O'Reilly logo

Facebook Cookbook by Jay Goldman

Stay ahead with the world's most comprehensive technology and business learning platform.

With Safari, you learn the way you learn best. Get unlimited access to videos, live online training, learning paths, books, tutorials, and more.

Start Free Trial

No credit card required

The Database Is Dead! Long Live memcached!

Problem

I’m designing a very database-intensive application that is going to need to do a lot of reads to render a page. I know this is going to get slow as the database fills up and I have a lot of users hammering on it, so what can I do to speed that up?

Solution

Use memcached, a caching application originally developed by Danga Interactive to speed up LiveJournal (http://livejournal.com) but now in use all over the Web (including YouTube, Slashdot, Wikipedia, SourceForge, Facebook, Digg, Twitter, and http://nytimes.com). Memcached is a sophisticated caching engine designed to quickly return results from memory instead of making a trip to your database, which makes it fast. In answer to the question, “Is memcached fast?”, Danga says:

Very fast. It uses libevent to scale to any number of open connections (using epoll on Linux, if available at runtime), uses nonblocking network I/O, refcounts internal objects (so objects can be in multiple states to multiple clients), and uses its own slab allocator and hash table so virtual memory never gets externally fragmented and allocations are guaranteed O(1).

That’s one of those blocks of text that you either understand on your own or, like me, have to read a few times before ultimately giving up and accepting that you can move on without knowing what a slab allocator is. You can find more information about memcached, as well as downloads, at http://www.danga.com/memcached.

Discussion

This is one of those places where it’s worth building in scalability from the beginning.
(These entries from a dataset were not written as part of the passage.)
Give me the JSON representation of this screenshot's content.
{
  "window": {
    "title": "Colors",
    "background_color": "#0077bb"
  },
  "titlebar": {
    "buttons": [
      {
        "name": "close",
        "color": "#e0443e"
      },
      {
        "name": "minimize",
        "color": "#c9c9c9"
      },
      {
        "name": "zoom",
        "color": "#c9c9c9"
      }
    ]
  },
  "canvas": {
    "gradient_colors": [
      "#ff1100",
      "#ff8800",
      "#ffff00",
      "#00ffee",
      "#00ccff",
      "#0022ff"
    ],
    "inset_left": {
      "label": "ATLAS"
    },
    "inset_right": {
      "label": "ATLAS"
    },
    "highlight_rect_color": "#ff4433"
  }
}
Thanks to the memcached libraries available for most languages, implementing is really easy and won’t significantly slow down your initial code creation. Plus, if you build memcached in from the beginning and get a tidal wave of popularity, you won’t have to scramble to track down all of the SQL queries in your code and rewrite them (unless you’re smart and build them all into a Database Acess/Abstraction Layer). A number of memcached libraries are available in about 12 different languages from http://www.danga.com/memcached/apis.bml.
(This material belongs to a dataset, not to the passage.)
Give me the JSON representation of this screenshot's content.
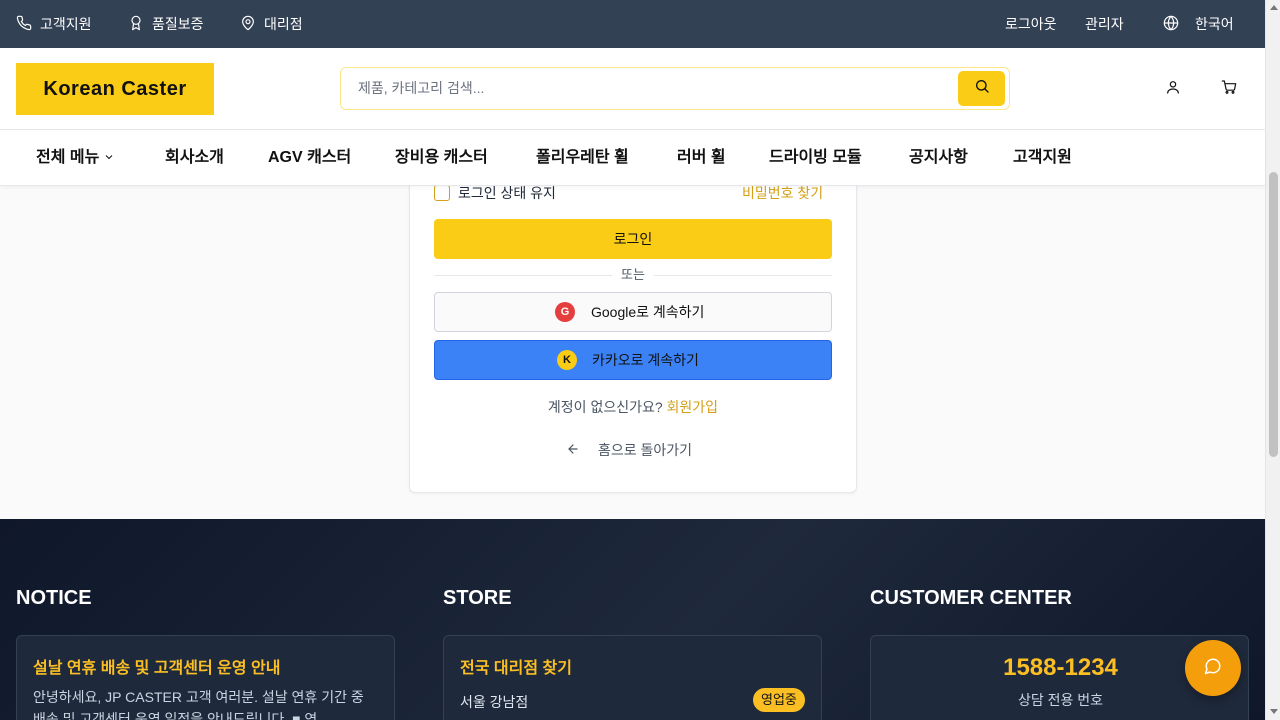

Instructions on how to implement memcached are outside the scope of this book, so if you’re interested in more information I highly recommend Cal Henderson’s excellent Building Scalable Web Sites (O’Reilly). Cal was the architect of http://flickr.com, so he knows a thing or four hundred about building really scalable sites (and he’s a great guy to have a beer with!). He covers everything from providing content to an international audience all the way through buying hardware on a budget and coordinating a team of developers.

With Safari, you learn the way you learn best. Get unlimited access to videos, live online training, learning paths, books, interactive tutorials, and more.

Start Free Trial

No credit card required